AIB: Pressure is growing on the Finance Minister to declare whether or not he intends to support a plan to award share options to its senior executives as the State still owns more than 70% of the bank. Shareholders are being asked to approve a scheme whereby key staff could be awarded deferred shares worth up to 100% of salary. The vote at the AGM in two weeks time is, however, non-binding. (The Sunday Business Post)

INM: The company is coming under increasing pressure from shareholders to deploy radical solutions to combat the falling share price. Shareholders are concerned that recent events, including the data breach and the attempt to buy Newstalk, are the drivers behind the “deeply depressed” share price. (The Sunday Business Post)

INM: An affidavit relating to a 2014 data breach and other controversies at INM receives much attention in the Irish Times.
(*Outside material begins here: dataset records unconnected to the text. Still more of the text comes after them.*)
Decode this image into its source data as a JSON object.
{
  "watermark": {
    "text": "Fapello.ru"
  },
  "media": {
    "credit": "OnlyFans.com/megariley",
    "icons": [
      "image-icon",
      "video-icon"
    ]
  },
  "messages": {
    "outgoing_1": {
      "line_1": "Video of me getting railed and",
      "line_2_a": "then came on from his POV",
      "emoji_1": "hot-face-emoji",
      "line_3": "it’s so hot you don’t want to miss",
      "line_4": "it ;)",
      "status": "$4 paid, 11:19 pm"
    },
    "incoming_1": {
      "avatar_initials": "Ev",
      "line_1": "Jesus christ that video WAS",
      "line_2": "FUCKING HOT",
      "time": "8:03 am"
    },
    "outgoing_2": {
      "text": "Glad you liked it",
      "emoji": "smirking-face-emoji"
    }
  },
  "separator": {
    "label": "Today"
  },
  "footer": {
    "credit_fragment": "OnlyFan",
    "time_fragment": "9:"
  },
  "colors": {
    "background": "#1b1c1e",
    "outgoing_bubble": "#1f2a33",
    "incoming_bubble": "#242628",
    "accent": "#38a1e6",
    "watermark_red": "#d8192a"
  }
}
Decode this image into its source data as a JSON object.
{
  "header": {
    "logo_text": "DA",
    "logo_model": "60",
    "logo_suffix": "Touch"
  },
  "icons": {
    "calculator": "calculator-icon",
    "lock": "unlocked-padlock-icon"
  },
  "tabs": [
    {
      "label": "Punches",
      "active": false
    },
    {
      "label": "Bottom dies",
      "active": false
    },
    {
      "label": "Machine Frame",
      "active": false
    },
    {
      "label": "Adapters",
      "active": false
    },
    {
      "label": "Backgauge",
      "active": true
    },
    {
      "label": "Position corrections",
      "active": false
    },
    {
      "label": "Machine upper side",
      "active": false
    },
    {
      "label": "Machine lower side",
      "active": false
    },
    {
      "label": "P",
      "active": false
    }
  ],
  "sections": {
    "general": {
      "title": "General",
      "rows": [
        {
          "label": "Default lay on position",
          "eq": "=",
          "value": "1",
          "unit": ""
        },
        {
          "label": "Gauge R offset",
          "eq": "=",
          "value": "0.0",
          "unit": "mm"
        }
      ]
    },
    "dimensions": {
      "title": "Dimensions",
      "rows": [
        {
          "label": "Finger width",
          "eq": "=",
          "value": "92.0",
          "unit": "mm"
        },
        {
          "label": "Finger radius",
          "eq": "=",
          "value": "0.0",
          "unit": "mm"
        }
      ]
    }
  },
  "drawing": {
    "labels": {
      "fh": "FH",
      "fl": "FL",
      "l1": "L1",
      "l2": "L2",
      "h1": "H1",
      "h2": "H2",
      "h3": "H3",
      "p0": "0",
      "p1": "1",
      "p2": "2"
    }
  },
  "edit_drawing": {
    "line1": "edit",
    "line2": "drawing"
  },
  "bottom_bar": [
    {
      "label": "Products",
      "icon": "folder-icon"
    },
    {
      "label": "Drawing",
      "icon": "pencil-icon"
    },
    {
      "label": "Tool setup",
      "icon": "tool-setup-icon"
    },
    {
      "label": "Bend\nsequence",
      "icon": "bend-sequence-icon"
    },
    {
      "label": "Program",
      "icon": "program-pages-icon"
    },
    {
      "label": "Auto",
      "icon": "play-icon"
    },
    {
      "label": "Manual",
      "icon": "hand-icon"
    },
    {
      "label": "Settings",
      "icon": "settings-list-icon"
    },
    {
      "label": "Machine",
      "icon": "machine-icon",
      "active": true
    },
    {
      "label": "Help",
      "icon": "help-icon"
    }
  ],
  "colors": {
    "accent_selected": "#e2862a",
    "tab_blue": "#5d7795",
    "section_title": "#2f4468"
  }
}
The paper quotes details of contact between key players, including the company's former chairman Leslie Buckley and its largest shareholder Denis O'Brien. Disclosures by former CEO, Robert Pitt, about the disputes with Leslie Buckley have led directly to an application that is to be mentioned on Monday (today) before the president of the High Court, Mr Justice Peter Kelly, for the appointment of inspectors to INM. (The Irish Times)

IRES: Cairn Homes looks set to secure over €100m for an apartment scheme it is looking to sell in its entirety at Hanover Quay in Dublin's Docklands. The scheme comprises 120 apartments and has attracted initial bids from IRES Reit, Patrizia Immobilien, Hines and Kennedy Wilson. Cairn Homes bought the site for €22m and expects to spend around €40m on its development. (The Sunday Independent)

Cairn/Glenveagh: A major row is brewing between the Environmental Protection Agency (EPA) and the building industry. Builders face costly ambiguity about the cost of disposal of construction waste which up to now has been specially exempted with regard to non-contaminated soil. Now builders face a basic fee of €12 per tonne to dispose of soil and up to €140 per tonne for "contaminated" soil. (The Sunday Independent)

GRN/HBRN: Facebook's negotiations to take 800,000 sq. ft of office space at AIB's Bankcentre campus, enough space for >5,000 staff, are said to be "70% complete". (The Sunday Times)

SKG: Activist fund York Capital has taken a 2.35% stake (via CFDs) in SKG. (The Sunday Times)

IAG/Ryanair: The revelation that IAG has taken a 4% stake in Norwegian sent the shares up by 37% on Thursday but it still leaves Norwegian with a fairly modest market cap of $1.2bn. The market seems less convinced on the move from IAG's point of view with the shares up only 1%. With the paper speculating that this could be a precursor for a full takeover at some stage and that the Norwegian business model is still unproven it thinks that Ryanair/Michael O'Leary has got it right by sticking to what it does best. (The Sunday Independent)

Hostelworld: While the current political climate is posing challenges for the travel sector, Hostelworld’s CEO believes the company can navigate the headwinds. These are listed as currency volatility, geopolitical instability, slow economic growth and travellers’ fears of terrorist attacks in Europe. Europe has been soft since 2016 although there was some recovery in 2017. (The Sunday Business Post)

Applegreen: There is an interview with Jacob Schramm, operations chief for Circle K (Alimentation Couche Tard) in Europe. The company has 2,754 convenience stores, many of them filling stations also, spread across nine countries in Europe and the company is this week kicking off a €20m rebranding of its Topaz business in Ireland (420 sites). He talks about the company's dual approach to protecting its existing carbon fuel franchise but also preparing for the change to electric cars. They have recently joined forces with Ionity (along with BMW, Daimler, Ford, VW, Audi and Porsche) to build a pan-European high-power charging network for electric vehicles to facilitate long-distance travel. (The Sunday Independent)

Economic events

13.30   US   Retail Sales
17.00   US   Fed’s Kaplan & Kashkari speak
18.15   US   Fed’s Bostic speaks